West Papua has highest HIV/AIDS rate in Indonesia

Moni man, Papua.
Moni man, Papua.
© Survival

Indonesia’s National AIDS Commission confirmed last month that West Papua still has the highest HIV/AIDS rate in Indonesia.

It is believed that the number of people with HIV/AIDS in West Papua is far higher than the official figures. Known cases of the disease represent only a fraction of the number of people infected, especially in remote areas.

The extremely high rate of HIV/AIDS in Papua is largely a result of the flourishing commercial sex industry, which is in turn associated with the mining, logging and fishing industries. Timika, the city near to the American-owned Grasberg copper and gold mine, has the fourth highest transmission rate of all cities in Indonesia.

The Indonesian government has failed to reach Papuans with HIV/AIDS awareness programmes, tests or treatments. Negative stereotypes of Papuan tribal people held by the Indonesian government and health workers have exacerbated the problem, with treatment and awareness programmes being largely aimed at the non-tribal population: Indonesian immigrants to Papua who are ethnically and culturally distinct from the Papuans.

After years of abuse and repression, Papuans are suspicious of government projects, especially those connected to contraception. Some blame the military more directly for deliberately bringing prostitutes infected with the virus into tribal areas. Soldiers have been known to offer alcohol and sex workers to tribal leaders in order to gain access to their land and its resources.

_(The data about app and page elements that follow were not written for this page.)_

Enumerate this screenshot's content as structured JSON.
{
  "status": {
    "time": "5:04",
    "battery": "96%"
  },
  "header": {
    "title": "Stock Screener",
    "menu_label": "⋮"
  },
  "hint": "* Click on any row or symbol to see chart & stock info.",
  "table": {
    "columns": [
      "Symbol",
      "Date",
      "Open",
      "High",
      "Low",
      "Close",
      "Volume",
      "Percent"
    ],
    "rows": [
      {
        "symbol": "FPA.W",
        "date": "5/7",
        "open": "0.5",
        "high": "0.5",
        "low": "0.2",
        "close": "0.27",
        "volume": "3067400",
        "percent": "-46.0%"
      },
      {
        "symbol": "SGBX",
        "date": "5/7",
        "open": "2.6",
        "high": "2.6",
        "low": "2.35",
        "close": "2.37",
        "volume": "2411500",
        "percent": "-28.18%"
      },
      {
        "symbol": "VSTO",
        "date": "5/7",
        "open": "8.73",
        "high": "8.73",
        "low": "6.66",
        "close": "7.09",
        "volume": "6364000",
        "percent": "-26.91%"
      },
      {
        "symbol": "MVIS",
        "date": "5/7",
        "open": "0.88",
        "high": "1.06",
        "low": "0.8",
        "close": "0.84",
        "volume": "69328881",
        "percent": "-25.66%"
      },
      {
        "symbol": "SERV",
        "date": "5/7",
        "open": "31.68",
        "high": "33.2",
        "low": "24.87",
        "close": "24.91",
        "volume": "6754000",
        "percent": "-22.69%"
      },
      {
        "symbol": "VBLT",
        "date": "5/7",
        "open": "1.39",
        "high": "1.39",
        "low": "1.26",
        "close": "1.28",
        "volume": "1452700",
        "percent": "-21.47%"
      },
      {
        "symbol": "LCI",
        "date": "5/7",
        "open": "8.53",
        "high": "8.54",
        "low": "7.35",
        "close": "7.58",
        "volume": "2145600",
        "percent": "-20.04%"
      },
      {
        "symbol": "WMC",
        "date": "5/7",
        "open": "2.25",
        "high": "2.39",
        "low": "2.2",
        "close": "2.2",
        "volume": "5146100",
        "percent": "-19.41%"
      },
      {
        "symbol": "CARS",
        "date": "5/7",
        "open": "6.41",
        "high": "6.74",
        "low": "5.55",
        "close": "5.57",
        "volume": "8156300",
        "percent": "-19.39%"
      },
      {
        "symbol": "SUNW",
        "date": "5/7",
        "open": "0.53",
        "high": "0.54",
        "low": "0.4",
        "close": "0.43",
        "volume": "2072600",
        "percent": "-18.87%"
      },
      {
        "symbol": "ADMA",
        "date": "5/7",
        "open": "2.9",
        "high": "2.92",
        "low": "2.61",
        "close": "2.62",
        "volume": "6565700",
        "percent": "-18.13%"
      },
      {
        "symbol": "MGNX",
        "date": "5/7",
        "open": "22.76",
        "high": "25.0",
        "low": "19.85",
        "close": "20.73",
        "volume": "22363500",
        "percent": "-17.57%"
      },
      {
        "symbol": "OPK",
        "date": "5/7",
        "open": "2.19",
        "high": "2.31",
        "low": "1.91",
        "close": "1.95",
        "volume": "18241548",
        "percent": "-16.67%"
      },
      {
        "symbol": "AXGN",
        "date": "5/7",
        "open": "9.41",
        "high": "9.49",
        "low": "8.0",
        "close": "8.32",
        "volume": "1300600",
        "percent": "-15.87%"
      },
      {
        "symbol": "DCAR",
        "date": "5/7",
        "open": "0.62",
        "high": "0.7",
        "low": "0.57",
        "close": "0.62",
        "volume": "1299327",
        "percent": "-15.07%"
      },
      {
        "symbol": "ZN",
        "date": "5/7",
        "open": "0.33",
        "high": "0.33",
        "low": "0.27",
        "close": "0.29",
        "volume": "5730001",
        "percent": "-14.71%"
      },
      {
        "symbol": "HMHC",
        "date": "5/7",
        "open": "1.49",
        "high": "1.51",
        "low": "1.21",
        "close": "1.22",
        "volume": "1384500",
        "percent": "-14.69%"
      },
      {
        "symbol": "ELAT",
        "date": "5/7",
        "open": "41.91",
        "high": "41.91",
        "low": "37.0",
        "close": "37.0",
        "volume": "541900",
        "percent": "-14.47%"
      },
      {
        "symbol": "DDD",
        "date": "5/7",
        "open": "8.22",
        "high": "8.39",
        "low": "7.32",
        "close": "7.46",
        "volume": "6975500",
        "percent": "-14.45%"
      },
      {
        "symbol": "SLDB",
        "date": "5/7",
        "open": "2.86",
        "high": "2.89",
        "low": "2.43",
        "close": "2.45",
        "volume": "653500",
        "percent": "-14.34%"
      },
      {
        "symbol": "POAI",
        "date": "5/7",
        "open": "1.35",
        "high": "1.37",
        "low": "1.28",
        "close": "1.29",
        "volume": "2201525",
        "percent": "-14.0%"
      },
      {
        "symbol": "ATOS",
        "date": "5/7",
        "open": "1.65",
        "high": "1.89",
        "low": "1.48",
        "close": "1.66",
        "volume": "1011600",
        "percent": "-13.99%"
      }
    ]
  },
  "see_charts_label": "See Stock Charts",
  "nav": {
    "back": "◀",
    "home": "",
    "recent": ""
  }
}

For more information and to take action see Survival’s campaign, Progress Can Kill, on the impact of imposed ‘development’ on tribal people.